[What you will do]:
Among the records that follow, find each line holding the word "있습니다" and copy it.

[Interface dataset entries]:

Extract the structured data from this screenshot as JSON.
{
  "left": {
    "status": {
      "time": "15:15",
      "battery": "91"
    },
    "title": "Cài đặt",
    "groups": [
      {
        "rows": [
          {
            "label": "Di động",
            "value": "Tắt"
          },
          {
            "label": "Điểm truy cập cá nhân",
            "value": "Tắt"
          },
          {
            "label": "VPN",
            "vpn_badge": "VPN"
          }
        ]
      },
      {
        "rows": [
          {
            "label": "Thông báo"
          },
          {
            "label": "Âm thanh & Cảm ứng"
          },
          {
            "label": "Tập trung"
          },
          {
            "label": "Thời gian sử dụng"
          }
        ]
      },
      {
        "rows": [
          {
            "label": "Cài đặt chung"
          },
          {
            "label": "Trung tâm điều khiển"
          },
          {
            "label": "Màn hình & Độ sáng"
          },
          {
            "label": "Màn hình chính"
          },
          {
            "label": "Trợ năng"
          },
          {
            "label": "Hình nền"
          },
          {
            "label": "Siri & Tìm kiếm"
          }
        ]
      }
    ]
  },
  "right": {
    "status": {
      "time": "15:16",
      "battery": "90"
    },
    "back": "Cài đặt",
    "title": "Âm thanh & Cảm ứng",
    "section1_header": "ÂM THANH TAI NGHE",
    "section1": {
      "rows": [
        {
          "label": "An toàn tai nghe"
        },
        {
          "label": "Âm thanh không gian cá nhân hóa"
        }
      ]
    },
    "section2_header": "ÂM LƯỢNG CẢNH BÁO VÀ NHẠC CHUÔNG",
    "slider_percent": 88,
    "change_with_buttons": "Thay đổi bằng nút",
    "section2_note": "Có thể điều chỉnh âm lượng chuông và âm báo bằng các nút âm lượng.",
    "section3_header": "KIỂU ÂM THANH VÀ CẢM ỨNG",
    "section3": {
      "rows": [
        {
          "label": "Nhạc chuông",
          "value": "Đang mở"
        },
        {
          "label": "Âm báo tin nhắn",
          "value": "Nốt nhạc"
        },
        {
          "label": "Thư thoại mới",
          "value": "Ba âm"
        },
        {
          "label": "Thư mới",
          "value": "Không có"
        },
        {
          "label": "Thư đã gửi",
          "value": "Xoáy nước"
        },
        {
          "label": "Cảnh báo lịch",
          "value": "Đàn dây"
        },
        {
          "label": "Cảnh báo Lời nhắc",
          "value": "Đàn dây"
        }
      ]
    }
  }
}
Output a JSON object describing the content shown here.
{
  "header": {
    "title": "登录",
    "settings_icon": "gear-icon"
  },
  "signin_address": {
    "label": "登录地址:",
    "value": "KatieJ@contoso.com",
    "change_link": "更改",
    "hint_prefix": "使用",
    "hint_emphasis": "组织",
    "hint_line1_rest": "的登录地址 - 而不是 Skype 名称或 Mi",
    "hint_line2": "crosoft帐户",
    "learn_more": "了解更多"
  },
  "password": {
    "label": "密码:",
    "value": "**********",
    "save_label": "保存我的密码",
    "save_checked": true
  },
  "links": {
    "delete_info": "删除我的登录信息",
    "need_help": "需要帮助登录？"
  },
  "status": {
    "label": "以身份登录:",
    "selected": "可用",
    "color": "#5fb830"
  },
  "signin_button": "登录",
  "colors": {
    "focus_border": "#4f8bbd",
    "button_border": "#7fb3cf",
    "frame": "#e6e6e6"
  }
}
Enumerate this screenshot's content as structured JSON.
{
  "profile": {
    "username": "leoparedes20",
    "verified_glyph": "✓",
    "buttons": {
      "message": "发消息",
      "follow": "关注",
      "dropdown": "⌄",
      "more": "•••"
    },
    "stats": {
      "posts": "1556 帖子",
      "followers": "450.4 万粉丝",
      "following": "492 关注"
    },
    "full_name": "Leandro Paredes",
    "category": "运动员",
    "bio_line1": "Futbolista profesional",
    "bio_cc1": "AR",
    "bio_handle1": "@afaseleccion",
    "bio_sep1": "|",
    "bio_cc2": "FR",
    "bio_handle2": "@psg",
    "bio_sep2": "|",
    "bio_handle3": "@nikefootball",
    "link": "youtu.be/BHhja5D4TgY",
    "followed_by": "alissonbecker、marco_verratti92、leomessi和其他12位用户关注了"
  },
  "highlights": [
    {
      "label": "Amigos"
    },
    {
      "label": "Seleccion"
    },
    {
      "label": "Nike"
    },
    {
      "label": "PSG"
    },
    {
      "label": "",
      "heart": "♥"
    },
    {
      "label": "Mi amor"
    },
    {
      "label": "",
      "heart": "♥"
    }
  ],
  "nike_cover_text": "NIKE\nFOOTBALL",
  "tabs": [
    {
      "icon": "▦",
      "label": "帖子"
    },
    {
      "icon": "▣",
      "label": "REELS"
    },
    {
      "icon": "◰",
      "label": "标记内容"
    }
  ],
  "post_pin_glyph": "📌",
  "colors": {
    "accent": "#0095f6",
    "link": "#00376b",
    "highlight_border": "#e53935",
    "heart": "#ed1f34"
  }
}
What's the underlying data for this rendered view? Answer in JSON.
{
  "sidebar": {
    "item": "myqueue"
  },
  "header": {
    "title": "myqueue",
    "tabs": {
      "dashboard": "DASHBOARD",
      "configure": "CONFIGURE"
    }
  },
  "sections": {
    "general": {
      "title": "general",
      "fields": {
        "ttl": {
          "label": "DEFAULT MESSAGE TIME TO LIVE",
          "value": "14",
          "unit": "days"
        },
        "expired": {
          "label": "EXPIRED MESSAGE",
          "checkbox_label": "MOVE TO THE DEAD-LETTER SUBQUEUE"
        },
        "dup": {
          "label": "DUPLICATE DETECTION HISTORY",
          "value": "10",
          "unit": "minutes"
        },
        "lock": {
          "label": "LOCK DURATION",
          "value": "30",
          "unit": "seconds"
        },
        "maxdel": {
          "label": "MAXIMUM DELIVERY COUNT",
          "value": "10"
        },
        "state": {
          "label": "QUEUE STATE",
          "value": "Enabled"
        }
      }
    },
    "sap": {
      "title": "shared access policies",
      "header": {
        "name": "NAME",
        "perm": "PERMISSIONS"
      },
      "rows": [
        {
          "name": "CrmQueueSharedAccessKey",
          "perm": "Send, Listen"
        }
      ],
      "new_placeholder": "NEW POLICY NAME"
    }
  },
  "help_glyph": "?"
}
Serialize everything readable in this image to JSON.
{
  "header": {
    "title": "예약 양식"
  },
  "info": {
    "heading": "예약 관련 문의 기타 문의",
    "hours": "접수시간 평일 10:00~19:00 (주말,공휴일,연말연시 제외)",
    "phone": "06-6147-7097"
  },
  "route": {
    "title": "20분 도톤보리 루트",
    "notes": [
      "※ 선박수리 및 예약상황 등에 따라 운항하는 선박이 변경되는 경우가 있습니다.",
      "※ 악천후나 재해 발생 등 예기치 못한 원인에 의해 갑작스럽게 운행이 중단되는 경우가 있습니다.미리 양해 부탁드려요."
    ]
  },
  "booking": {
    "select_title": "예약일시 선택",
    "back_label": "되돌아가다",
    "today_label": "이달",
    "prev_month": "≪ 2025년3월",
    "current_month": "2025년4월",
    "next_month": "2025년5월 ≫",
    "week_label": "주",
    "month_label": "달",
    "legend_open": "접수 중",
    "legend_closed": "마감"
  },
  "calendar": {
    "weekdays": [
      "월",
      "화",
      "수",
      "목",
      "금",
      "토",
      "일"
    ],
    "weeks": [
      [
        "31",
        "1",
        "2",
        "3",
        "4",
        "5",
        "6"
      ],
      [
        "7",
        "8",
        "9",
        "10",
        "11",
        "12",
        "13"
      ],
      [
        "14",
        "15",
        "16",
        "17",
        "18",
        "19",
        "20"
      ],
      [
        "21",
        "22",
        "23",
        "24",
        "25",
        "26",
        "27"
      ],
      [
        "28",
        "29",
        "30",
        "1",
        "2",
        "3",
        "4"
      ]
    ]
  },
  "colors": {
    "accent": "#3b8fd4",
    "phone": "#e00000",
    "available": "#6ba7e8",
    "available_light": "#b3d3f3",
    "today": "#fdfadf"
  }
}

[Written solution]:
      "※ 선박수리 및 예약상황 등에 따라 운항하는 선박이 변경되는 경우가 있습니다.",
      "※ 악천후나 재해 발생 등 예기치 못한 원인에 의해 갑작스럽게 운행이 중단되는 경우가 있습니다.미리 양해 부탁드려요."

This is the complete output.